Abysmal town planning
It certainly won’t help small businesses struggling to survive post-Covid.
Systemic poverty, abysmal town planning, a growing number of empty retail units, draconian and expensive parking and lack of incentives for small businesses are all factors that mean Dundee has to have a radical rethink if retail and hospitality are to survive and prosper in times which have already hastened the death of the high street.
Businesses need our help but please excuse me if I’m not rushing to give my money to McDonald’s, Tesco or Nandos right now; it’s the small traders, the mavericks, the trailblazers who I want to support.
Dundee council needs to step up to the mark -the fact that parking fees and restrictions returned on May 10 is just ridiculous. At a crucial time for retail and hospitality parking should be free but parking in Dundee, including on some very minor streets, is more expensive and less user-friendly than in Scotland’s capital city!
Dundee has so many great shops and we need to nurture them, support them and encourage Dundee City Council to think creatively and do the same. Spex Pistols, J A Braithwaite, the Parlour Café, the Cheesery, Pacamara, The Health Store, Forte’s Café, Fraser’s Fruit and Veg, Cartocon, lefreak, Birchwood, Manifesto, Matthews Foods and the Kathryn Rattray Gallery are all examples of businesses run by people who had a great idea and saw it through with stoicism and resolute belief.
These people had the vision and the courage to try something new and they should be encouraged because, for me, it is their true independent spirit that keeps retail alive and interesting.
Dundee Sole, housed in a refreshingly uncompromising space at the bottom of the Hilltown, is the same and its international reach is proof of the adage that if you build it they will come. Just ask the Wu-Tang Clan, whose legendary rapper Raekwon contacted the shop to buy some rare trainers.
Walking around Dundee city centre after seeing such a great example of entrepreneurial spirit, it was hard not to feel sad about all the buildings which would not open even when restrictions lift further.
Now is the time we must all support new ideas and new business because now is a crucial time for Dundee hospitality. Visitors will start coming back to the city and they will want to eat and shop.

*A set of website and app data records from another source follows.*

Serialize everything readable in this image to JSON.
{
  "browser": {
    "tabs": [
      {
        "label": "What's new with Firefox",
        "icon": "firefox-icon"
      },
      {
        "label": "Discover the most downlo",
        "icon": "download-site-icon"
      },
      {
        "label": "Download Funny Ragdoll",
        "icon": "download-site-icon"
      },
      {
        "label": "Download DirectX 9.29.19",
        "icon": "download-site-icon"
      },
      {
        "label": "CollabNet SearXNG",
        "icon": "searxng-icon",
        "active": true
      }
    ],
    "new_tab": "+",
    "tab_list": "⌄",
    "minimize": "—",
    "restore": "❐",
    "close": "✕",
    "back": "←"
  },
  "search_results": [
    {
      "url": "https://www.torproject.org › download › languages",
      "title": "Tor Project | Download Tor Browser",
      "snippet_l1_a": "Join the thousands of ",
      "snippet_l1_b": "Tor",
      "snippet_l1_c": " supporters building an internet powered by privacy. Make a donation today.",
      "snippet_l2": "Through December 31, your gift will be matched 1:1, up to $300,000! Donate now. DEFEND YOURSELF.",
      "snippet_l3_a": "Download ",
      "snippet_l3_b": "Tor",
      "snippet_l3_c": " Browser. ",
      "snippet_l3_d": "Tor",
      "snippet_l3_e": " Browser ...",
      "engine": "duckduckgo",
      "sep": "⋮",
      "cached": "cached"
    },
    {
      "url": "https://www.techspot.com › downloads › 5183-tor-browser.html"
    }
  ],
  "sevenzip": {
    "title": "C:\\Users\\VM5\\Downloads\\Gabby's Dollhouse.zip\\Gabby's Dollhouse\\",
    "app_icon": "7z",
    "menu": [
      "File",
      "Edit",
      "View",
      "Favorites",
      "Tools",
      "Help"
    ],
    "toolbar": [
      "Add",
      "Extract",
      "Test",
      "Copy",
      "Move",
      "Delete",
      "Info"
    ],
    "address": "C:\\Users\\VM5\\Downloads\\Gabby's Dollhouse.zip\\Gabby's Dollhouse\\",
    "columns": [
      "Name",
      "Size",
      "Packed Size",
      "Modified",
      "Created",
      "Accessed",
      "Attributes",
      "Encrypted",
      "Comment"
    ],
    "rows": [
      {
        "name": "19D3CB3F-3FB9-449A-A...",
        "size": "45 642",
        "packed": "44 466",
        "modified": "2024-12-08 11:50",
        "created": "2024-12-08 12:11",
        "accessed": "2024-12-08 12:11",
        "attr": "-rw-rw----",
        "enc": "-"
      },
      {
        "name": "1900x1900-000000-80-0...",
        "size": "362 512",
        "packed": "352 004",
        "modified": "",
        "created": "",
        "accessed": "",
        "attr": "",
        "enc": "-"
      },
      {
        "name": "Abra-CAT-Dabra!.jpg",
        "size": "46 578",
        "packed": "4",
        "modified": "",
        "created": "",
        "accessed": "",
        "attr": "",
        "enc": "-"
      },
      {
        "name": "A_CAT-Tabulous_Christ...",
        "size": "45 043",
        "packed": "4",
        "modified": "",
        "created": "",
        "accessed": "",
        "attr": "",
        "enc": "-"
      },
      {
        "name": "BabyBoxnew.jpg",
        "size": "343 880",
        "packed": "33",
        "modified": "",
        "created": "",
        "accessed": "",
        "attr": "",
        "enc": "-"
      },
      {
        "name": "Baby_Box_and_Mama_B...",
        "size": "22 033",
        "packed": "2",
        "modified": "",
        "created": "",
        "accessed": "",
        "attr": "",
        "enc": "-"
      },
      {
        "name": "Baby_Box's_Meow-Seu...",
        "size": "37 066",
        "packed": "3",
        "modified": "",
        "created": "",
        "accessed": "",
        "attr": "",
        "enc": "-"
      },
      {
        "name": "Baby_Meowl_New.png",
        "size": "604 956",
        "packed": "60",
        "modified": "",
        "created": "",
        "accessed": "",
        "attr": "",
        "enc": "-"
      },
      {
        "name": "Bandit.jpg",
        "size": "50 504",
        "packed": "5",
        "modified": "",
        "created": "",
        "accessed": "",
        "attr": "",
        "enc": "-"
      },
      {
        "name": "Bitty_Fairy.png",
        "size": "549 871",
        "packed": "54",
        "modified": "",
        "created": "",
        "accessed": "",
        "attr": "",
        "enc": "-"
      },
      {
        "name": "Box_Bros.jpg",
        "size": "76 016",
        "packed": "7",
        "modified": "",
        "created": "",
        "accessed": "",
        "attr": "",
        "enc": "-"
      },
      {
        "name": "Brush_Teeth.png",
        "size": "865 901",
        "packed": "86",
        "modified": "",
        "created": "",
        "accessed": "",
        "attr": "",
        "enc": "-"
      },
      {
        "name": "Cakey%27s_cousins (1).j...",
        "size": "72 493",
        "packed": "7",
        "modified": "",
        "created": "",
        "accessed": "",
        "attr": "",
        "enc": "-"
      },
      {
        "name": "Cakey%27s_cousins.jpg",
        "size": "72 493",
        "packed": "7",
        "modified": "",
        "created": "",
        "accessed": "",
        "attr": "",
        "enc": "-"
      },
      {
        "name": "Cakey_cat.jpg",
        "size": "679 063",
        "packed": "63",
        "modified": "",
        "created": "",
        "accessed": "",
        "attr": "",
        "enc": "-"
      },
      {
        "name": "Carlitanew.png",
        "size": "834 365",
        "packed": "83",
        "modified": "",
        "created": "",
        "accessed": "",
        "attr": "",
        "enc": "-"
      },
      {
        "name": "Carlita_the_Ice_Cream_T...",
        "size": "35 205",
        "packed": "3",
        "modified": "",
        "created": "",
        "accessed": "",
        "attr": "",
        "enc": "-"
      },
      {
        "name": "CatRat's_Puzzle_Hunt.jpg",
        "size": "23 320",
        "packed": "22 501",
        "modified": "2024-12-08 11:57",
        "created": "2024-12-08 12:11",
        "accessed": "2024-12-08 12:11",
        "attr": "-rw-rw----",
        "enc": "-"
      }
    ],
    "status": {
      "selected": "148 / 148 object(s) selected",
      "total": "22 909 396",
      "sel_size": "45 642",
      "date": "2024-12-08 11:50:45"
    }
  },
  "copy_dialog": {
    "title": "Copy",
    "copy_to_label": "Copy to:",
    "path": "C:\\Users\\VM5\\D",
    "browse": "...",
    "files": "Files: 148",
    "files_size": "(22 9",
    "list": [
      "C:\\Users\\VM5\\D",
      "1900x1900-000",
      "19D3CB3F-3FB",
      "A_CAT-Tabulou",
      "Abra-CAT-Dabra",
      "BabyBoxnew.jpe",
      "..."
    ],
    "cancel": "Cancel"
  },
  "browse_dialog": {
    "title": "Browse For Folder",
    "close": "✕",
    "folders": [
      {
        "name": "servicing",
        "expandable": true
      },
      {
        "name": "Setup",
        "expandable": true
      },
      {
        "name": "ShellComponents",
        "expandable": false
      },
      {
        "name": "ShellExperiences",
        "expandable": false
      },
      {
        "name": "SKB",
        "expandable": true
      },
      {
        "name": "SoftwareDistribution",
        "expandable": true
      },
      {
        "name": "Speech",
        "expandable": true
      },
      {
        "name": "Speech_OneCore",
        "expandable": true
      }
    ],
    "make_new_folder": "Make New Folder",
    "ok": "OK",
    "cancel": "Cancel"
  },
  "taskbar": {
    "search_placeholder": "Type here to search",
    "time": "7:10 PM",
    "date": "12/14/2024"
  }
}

In truth, every time I see a new coffee shop open I feel divided emotions because on the one hand it’s a new business opening in the city – but also, do we really need another coffee shop? Do we really need another fast-food restaurant when there are so few places selling fresh, nutritious, affordable food in the centre of town?
I felt similarly when I read about a recent new restaurant opening; firstly, there’s the relief that an empty space is being used, but then I read an interview with the owners who said that they struggled to define the type of food they will be serving, and my heart sank.
Why would you struggle to talk about your food and identify its unique selling point, if indeed there is one? And if there isn’t then why isn’t there? When I read about a new restaurant I want to know that they have as much knowledge of the sumac and Za’atar spices in their kitchen as they do of their balance sheets.
King of this in Dundee is Phil Donaldson who is in the vanguard of bringing eclectic and finely-tuned food and drink offerings to the city. Each of his restaurants and bars has a very strong ethos where the design and menus meld to make a brilliant experience for the customer.
The King of Islington, Draffens and The Blue Room are not just examples of a highly focused vision at work but show that it can be done here in Dundee where a tiny bar like The King of Islington can easily compete on the world stage.
I eagerly await going to Phil’s new place Franks which, according to their Instagram feed, will offer “handmade fresh pasta and beautiful wines from across the globe alongside carefully curated cocktails and craft beers in a stunning surrounding”.